**MATERIALS PROVIDED:**
--- --- ---
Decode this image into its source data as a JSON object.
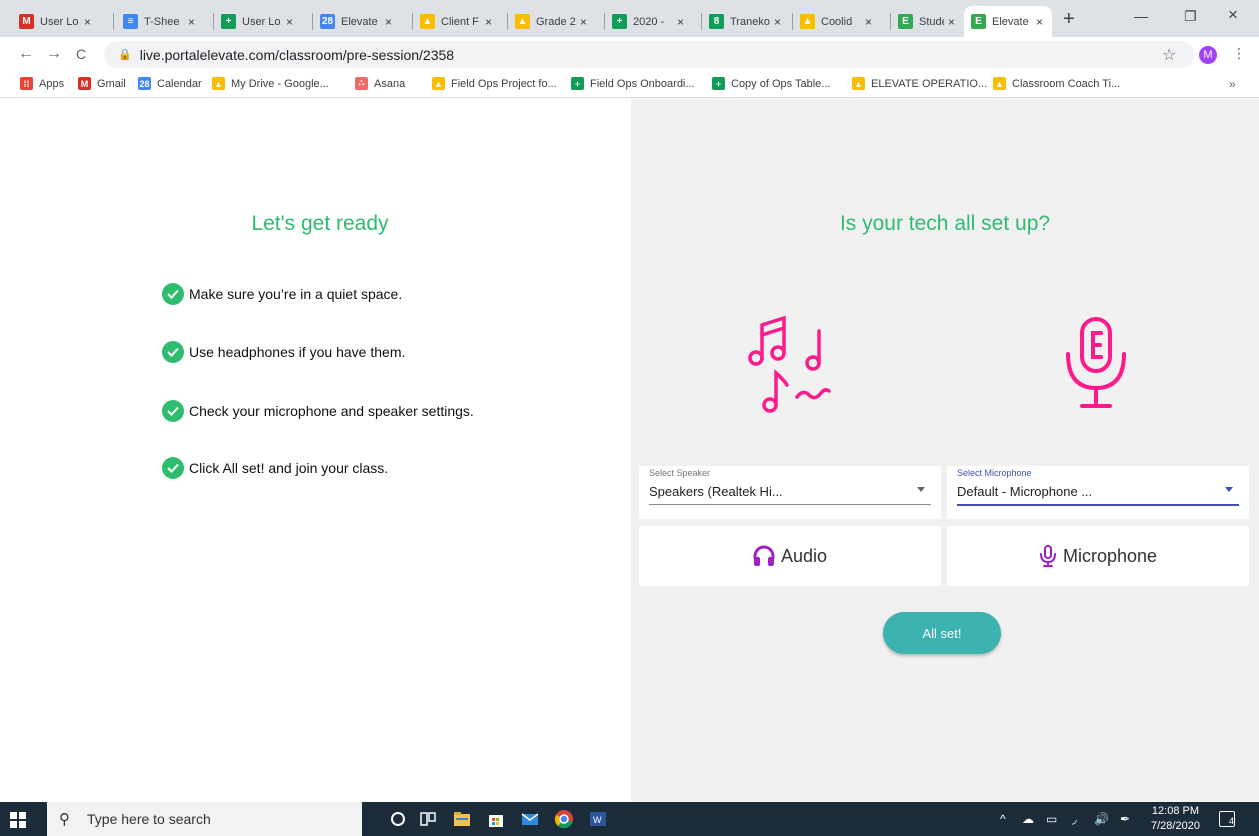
{
  "browser": {
    "tabs": [
      {
        "title": "User Lo",
        "icon": "gmail-icon",
        "color": "#d93025",
        "glyph": "M"
      },
      {
        "title": "T-Shee",
        "icon": "docs-icon",
        "color": "#4285f4",
        "glyph": "≡"
      },
      {
        "title": "User Lo",
        "icon": "sheets-icon",
        "color": "#0f9d58",
        "glyph": "+"
      },
      {
        "title": "Elevate",
        "icon": "calendar-icon",
        "color": "#4285f4",
        "glyph": "28"
      },
      {
        "title": "Client F",
        "icon": "drive-icon",
        "color": "#fbbc04",
        "glyph": "▲"
      },
      {
        "title": "Grade 2",
        "icon": "drive-icon",
        "color": "#fbbc04",
        "glyph": "▲"
      },
      {
        "title": "2020 -",
        "icon": "sheets-icon",
        "color": "#0f9d58",
        "glyph": "+"
      },
      {
        "title": "Traneko",
        "icon": "translate-icon",
        "color": "#0f9d58",
        "glyph": "8"
      },
      {
        "title": "Coolid",
        "icon": "drive-icon",
        "color": "#fbbc04",
        "glyph": "▲"
      },
      {
        "title": "Studen",
        "icon": "forms-icon",
        "color": "#34a853",
        "glyph": "E"
      },
      {
        "title": "Elevate",
        "icon": "forms-icon",
        "color": "#34a853",
        "glyph": "E"
      }
    ],
    "close_glyph": "×",
    "new_tab_glyph": "+",
    "minimize_glyph": "—",
    "restore_glyph": "❐",
    "close_window_glyph": "×",
    "back_glyph": "←",
    "forward_glyph": "→",
    "reload_glyph": "C",
    "lock_glyph": "🔒",
    "url": "live.portalelevate.com/classroom/pre-session/2358",
    "star_glyph": "☆",
    "profile_initial": "M",
    "menu_glyph": "⋮",
    "bookmarks": [
      {
        "label": "Apps",
        "icon": "apps-grid-icon",
        "color": "#ea4335",
        "glyph": "⁞⁞"
      },
      {
        "label": "Gmail",
        "icon": "gmail-icon",
        "color": "#d93025",
        "glyph": "M"
      },
      {
        "label": "Calendar",
        "icon": "calendar-icon",
        "color": "#4285f4",
        "glyph": "28"
      },
      {
        "label": "My Drive - Google...",
        "icon": "drive-icon",
        "color": "#fbbc04",
        "glyph": "▲"
      },
      {
        "label": "Asana",
        "icon": "asana-icon",
        "color": "#f06a6a",
        "glyph": "∴"
      },
      {
        "label": "Field Ops Project fo...",
        "icon": "drive-icon",
        "color": "#fbbc04",
        "glyph": "▲"
      },
      {
        "label": "Field Ops Onboardi...",
        "icon": "sheets-icon",
        "color": "#0f9d58",
        "glyph": "+"
      },
      {
        "label": "Copy of Ops Table...",
        "icon": "sheets-icon",
        "color": "#0f9d58",
        "glyph": "+"
      },
      {
        "label": "ELEVATE OPERATIO...",
        "icon": "drive-icon",
        "color": "#fbbc04",
        "glyph": "▲"
      },
      {
        "label": "Classroom Coach Ti...",
        "icon": "drive-icon",
        "color": "#fbbc04",
        "glyph": "▲"
      }
    ],
    "bookmarks_more_glyph": "»"
  },
  "left_panel": {
    "title": "Let's get ready",
    "checklist": [
      "Make sure you’re in a quiet space.",
      "Use headphones if you have them.",
      "Check your microphone and speaker settings.",
      "Click All set! and join your class."
    ]
  },
  "right_panel": {
    "title": "Is your tech all set up?",
    "speaker_select": {
      "label": "Select Speaker",
      "value": "Speakers (Realtek Hi..."
    },
    "microphone_select": {
      "label": "Select Microphone",
      "value": "Default - Microphone ..."
    },
    "audio_button": "Audio",
    "microphone_button": "Microphone",
    "all_set_button": "All set!"
  },
  "colors": {
    "accent_green": "#2ebc6e",
    "icon_pink": "#ff1a8c",
    "icon_purple": "#a020c8",
    "button_teal": "#3cb3b1"
  },
  "taskbar": {
    "search_placeholder": "Type here to search",
    "search_glyph": "⚲",
    "time": "12:08 PM",
    "date": "7/28/2020",
    "notification_count": "4",
    "tray_glyphs": [
      "^",
      "☁",
      "▭",
      "◞",
      "🔊",
      "✒"
    ]
  }
}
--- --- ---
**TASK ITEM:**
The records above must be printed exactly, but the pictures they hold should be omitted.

**EXERCISE OUTPUT:**
Decode this image into its source data as a JSON object.
{
  "browser": {
    "tabs": [
      {
        "title": "User Lo",
        "icon": "gmail-icon",
        "color": "#d93025",
        "glyph": "M"
      },
      {
        "title": "T-Shee",
        "icon": "docs-icon",
        "color": "#4285f4",
        "glyph": "≡"
      },
      {
        "title": "User Lo",
        "icon": "sheets-icon",
        "color": "#0f9d58",
        "glyph": "+"
      },
      {
        "title": "Elevate",
        "icon": "calendar-icon",
        "color": "#4285f4",
        "glyph": "28"
      },
      {
        "title": "Client F",
        "icon": "drive-icon",
        "color": "#fbbc04",
        "glyph": "▲"
      },
      {
        "title": "Grade 2",
        "icon": "drive-icon",
        "color": "#fbbc04",
        "glyph": "▲"
      },
      {
        "title": "2020 -",
        "icon": "sheets-icon",
        "color": "#0f9d58",
        "glyph": "+"
      },
      {
        "title": "Traneko",
        "icon": "translate-icon",
        "color": "#0f9d58",
        "glyph": "8"
      },
      {
        "title": "Coolid",
        "icon": "drive-icon",
        "color": "#fbbc04",
        "glyph": "▲"
      },
      {
        "title": "Studen",
        "icon": "forms-icon",
        "color": "#34a853",
        "glyph": "E"
      },
      {
        "title": "Elevate",
        "icon": "forms-icon",
        "color": "#34a853",
        "glyph": "E"
      }
    ],
    "close_glyph": "×",
    "new_tab_glyph": "+",
    "minimize_glyph": "—",
    "restore_glyph": "❐",
    "close_window_glyph": "×",
    "back_glyph": "←",
    "forward_glyph": "→",
    "reload_glyph": "C",
    "lock_glyph": "🔒",
    "url": "live.portalelevate.com/classroom/pre-session/2358",
    "star_glyph": "☆",
    "profile_initial": "M",
    "menu_glyph": "⋮",
    "bookmarks": [
      {
        "label": "Apps",
        "icon": "apps-grid-icon",
        "color": "#ea4335",
        "glyph": "⁞⁞"
      },
      {
        "label": "Gmail",
        "icon": "gmail-icon",
        "color": "#d93025",
        "glyph": "M"
      },
      {
        "label": "Calendar",
        "icon": "calendar-icon",
        "color": "#4285f4",
        "glyph": "28"
      },
      {
        "label": "My Drive - Google...",
        "icon": "drive-icon",
        "color": "#fbbc04",
        "glyph": "▲"
      },
      {
        "label": "Asana",
        "icon": "asana-icon",
        "color": "#f06a6a",
        "glyph": "∴"
      },
      {
        "label": "Field Ops Project fo...",
        "icon": "drive-icon",
        "color": "#fbbc04",
        "glyph": "▲"
      },
      {
        "label": "Field Ops Onboardi...",
        "icon": "sheets-icon",
        "color": "#0f9d58",
        "glyph": "+"
      },
      {
        "label": "Copy of Ops Table...",
        "icon": "sheets-icon",
        "color": "#0f9d58",
        "glyph": "+"
      },
      {
        "label": "ELEVATE OPERATIO...",
        "icon": "drive-icon",
        "color": "#fbbc04",
        "glyph": "▲"
      },
      {
        "label": "Classroom Coach Ti...",
        "icon": "drive-icon",
        "color": "#fbbc04",
        "glyph": "▲"
      }
    ],
    "bookmarks_more_glyph": "»"
  },
  "left_panel": {
    "title": "Let's get ready",
    "checklist": [
      "Make sure you’re in a quiet space.",
      "Use headphones if you have them.",
      "Check your microphone and speaker settings.",
      "Click All set! and join your class."
    ]
  },
  "right_panel": {
    "title": "Is your tech all set up?",
    "speaker_select": {
      "label": "Select Speaker",
      "value": "Speakers (Realtek Hi..."
    },
    "microphone_select": {
      "label": "Select Microphone",
      "value": "Default - Microphone ..."
    },
    "audio_button": "Audio",
    "microphone_button": "Microphone",
    "all_set_button": "All set!"
  },
  "colors": {
    "accent_green": "#2ebc6e",
    "icon_pink": "#ff1a8c",
    "icon_purple": "#a020c8",
    "button_teal": "#3cb3b1"
  },
  "taskbar": {
    "search_placeholder": "Type here to search",
    "search_glyph": "⚲",
    "time": "12:08 PM",
    "date": "7/28/2020",
    "notification_count": "4",
    "tray_glyphs": [
      "^",
      "☁",
      "▭",
      "◞",
      "🔊",
      "✒"
    ]
  }
}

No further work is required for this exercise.